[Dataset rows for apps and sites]

━━━━━━━━

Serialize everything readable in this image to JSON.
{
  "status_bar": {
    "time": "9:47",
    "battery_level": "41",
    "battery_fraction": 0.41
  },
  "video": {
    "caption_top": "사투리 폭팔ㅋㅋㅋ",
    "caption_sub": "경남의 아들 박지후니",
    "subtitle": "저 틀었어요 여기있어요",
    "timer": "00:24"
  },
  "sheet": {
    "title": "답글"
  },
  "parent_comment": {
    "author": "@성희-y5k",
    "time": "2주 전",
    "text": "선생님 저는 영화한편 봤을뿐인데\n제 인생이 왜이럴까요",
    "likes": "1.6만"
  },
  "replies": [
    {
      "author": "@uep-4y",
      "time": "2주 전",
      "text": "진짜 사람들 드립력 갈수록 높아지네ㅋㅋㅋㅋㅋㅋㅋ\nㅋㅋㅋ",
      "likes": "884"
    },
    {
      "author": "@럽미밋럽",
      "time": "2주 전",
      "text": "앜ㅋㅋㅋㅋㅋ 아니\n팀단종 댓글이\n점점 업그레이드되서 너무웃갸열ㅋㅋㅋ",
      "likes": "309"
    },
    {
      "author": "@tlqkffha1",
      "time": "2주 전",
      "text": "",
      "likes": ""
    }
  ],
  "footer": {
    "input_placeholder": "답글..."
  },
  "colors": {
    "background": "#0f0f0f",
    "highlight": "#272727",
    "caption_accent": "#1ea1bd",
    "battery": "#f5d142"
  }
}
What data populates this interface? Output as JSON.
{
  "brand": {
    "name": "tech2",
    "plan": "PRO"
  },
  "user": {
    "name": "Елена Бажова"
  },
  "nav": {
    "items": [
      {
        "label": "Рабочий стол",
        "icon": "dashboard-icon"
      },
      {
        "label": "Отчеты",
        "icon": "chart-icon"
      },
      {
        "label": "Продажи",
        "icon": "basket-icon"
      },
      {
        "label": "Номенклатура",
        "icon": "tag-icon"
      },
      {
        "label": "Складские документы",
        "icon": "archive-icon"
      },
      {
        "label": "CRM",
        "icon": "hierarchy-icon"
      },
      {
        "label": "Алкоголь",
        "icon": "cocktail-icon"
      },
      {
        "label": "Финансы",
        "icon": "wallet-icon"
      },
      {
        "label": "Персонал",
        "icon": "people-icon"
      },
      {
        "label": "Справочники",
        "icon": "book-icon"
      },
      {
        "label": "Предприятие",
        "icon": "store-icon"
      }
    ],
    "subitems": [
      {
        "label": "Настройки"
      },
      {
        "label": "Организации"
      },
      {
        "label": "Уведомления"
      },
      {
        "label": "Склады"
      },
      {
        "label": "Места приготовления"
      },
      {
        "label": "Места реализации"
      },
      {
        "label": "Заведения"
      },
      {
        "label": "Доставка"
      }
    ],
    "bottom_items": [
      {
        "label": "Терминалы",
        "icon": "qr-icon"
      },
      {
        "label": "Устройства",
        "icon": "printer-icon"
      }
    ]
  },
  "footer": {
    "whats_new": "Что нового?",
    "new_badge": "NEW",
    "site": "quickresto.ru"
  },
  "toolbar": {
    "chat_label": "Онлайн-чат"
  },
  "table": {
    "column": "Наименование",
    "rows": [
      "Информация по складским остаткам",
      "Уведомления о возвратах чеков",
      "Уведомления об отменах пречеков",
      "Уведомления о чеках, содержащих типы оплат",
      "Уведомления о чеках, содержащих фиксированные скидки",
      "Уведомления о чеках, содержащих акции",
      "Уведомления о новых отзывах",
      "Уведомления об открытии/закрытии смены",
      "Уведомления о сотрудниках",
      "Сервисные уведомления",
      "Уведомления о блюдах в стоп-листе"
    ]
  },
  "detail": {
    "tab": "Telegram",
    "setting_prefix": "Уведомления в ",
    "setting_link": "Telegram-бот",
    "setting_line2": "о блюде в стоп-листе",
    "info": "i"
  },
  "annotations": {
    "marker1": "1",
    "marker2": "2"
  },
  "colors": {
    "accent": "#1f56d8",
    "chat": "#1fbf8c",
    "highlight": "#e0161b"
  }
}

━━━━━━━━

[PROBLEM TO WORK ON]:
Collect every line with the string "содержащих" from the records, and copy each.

[RESULT OF THE TASK]:
      "Уведомления о чеках, содержащих типы оплат",
      "Уведомления о чеках, содержащих фиксированные скидки",
      "Уведомления о чеках, содержащих акции",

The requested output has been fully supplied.